Japanese Landscape

A highly manicured landscape comprised of three garden areas and created to complement the Chokushi-Mon (Japanese Gateway).

History and planting

The landscape was laid out in 1996 following restoration of the Japanese Gateway. In designing it, Professor Fukuhara of Osaka University adapted garden styles from the Momayama period when the original gateway in Japan was built.

With its highly manicured appearance, the Japanese Landscape contrasts strongly with the more natural-looking woodland areas nearby. 

The landscape comprises three garden areas.


The main entrance leads into the Garden of Peace, a tranquil area reminiscent of a traditional Japanese tea garden. Here, paths pass between stone lanterns and a dripping water basin.
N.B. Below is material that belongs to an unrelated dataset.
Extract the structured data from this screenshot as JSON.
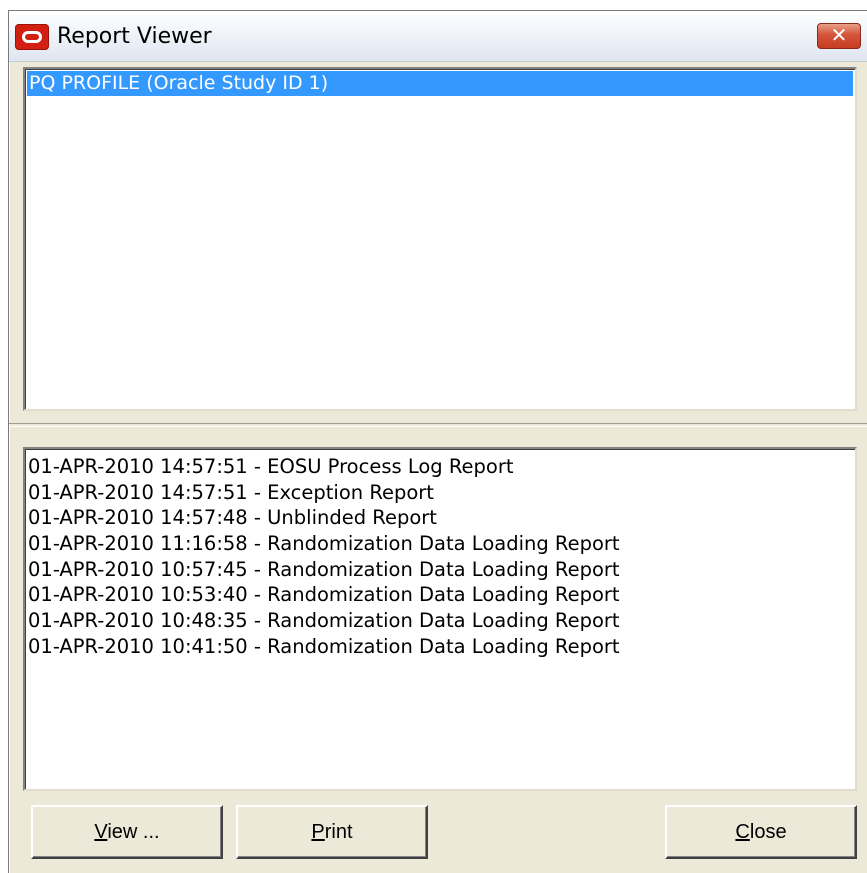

The slope on the southern side of the Gateway is the Garden of Activity. This symbolises elements of the natural world, such as waterfalls, mountains and the sea. Here, raked gravel and large rocks represent the movement of water flowing and tumbling.


The Garden of Harmony links the Gardens of Peace and Activity. Here Japan’s mountain regions are represented by stones and rock outcrops, interplanted with shrubs. The plants include neatly clipped low-lying hedges of Rhododendron ‘Mothers’ Day’, and the Japanese anemone (Anemone x hybrida).


Japanese Gateway

Chokushi-Mon (Gateway of the Imperial Messenger) is a near replica of the Gate of Nishi Hongan-ji (Western Temple of the Original Vow) in Kyoto, Japan.

Created for the Japan-British Exhibition held at White City in London in 1910, The Japanese Gateway is built in the architectural style of the late-16th century Momoyama (or Japanese rococo) period.

The Gateway has finely carved woodwork with stylised flowers and animals, with the most intricately carved panels depicting an ancient Chinese legend about the devotion of a pupil to his master.


Japanese Gateway